# [ACTION ITEM]
Go through the records and extract every line with the word "this".

# [INPUT DATA]

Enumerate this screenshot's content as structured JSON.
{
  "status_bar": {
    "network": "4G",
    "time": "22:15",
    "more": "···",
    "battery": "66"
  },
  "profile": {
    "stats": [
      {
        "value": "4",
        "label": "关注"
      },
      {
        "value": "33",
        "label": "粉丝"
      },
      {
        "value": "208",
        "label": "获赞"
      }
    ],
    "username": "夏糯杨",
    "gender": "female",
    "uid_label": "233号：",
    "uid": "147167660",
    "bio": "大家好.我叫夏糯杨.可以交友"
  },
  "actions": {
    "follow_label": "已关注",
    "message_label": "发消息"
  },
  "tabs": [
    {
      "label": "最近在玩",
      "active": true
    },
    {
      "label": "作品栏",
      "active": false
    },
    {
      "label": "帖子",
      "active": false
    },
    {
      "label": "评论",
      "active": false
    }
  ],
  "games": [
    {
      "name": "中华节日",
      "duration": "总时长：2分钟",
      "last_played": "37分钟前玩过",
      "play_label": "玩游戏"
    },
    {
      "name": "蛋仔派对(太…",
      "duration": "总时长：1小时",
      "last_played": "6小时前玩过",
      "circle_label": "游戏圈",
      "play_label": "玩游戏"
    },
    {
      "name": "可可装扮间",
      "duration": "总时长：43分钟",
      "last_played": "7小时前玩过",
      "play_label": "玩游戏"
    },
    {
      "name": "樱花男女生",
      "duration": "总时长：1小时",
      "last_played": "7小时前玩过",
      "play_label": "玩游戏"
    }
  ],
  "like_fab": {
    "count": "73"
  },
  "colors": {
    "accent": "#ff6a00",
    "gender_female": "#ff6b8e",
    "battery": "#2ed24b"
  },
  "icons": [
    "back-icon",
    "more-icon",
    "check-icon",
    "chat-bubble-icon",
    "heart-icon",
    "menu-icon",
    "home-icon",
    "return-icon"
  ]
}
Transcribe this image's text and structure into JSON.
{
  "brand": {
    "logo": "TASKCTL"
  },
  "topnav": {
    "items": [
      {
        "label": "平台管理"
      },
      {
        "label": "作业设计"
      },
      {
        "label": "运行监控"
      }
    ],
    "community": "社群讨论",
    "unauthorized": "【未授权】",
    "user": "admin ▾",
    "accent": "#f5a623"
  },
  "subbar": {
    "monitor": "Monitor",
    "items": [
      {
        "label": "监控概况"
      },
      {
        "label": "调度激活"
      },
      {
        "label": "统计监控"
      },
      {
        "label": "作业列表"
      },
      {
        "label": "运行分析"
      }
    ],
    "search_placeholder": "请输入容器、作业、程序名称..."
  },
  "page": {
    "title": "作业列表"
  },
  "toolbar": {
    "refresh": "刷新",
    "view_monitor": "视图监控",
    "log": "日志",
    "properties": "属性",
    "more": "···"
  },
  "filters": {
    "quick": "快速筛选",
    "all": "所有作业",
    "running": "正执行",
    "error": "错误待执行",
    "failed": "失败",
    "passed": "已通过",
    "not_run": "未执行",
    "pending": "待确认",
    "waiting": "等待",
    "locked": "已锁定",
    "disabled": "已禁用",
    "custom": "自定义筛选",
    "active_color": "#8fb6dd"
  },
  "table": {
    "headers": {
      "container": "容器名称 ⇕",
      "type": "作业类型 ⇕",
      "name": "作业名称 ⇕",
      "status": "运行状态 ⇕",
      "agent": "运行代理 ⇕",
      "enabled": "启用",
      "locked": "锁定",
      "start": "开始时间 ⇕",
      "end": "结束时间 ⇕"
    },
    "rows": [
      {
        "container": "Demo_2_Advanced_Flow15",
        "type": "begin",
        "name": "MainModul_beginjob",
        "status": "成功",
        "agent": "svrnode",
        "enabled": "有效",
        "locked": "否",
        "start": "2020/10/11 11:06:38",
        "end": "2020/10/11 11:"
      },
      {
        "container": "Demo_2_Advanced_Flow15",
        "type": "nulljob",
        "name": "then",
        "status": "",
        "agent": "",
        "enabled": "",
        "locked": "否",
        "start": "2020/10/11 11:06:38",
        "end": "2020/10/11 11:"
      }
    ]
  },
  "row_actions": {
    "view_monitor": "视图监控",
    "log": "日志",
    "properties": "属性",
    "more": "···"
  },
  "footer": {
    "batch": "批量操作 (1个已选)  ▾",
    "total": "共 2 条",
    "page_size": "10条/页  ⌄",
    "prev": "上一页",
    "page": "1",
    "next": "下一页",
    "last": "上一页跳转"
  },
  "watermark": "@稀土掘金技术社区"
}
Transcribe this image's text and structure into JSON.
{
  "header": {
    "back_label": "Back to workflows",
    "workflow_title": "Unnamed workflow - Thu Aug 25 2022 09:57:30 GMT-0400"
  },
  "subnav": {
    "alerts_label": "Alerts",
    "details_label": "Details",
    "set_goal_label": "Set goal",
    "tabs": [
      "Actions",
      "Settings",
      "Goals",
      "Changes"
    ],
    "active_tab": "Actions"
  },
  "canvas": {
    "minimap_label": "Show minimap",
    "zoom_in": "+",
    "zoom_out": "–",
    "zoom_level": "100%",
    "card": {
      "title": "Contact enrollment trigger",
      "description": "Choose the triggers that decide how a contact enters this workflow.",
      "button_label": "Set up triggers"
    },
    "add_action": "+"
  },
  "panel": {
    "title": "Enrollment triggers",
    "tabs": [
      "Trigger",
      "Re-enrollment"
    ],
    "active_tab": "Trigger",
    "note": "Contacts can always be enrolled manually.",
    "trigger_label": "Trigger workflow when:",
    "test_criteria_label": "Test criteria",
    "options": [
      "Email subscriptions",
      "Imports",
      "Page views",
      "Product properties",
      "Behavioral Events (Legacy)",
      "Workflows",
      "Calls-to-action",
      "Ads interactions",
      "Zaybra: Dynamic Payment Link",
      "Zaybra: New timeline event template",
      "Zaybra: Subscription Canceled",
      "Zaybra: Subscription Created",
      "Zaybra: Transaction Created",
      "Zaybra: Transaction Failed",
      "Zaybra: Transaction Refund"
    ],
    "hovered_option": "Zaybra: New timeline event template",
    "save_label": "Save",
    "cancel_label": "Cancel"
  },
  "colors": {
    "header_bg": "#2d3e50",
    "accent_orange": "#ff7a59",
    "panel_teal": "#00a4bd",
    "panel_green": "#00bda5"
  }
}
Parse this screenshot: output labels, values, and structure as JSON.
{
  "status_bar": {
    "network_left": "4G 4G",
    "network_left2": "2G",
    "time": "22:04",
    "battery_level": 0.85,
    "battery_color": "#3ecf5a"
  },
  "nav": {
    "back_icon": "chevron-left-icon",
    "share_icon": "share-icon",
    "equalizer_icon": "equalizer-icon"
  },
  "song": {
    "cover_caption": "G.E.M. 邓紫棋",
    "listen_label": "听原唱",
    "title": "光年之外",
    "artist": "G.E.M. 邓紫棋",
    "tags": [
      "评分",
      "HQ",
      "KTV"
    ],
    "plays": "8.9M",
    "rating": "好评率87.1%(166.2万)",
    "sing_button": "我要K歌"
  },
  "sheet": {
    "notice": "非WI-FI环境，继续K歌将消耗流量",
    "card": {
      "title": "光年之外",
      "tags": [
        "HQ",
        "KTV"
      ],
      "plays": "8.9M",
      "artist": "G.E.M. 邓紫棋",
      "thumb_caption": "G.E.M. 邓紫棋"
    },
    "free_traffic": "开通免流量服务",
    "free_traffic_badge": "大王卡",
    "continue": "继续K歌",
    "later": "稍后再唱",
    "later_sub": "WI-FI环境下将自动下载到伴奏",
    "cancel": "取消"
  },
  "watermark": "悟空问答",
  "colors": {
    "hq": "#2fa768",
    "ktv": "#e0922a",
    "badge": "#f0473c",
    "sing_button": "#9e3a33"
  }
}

# [EXERCISE ANSWER]
Enumerate this screenshot's content as structured JSON.
Transcribe this image's text and structure into JSON.
Transcribe this image's text and structure into JSON.
      "description": "Choose the triggers that decide how a contact enters this workflow.",
Parse this screenshot: output labels, values, and structure as JSON.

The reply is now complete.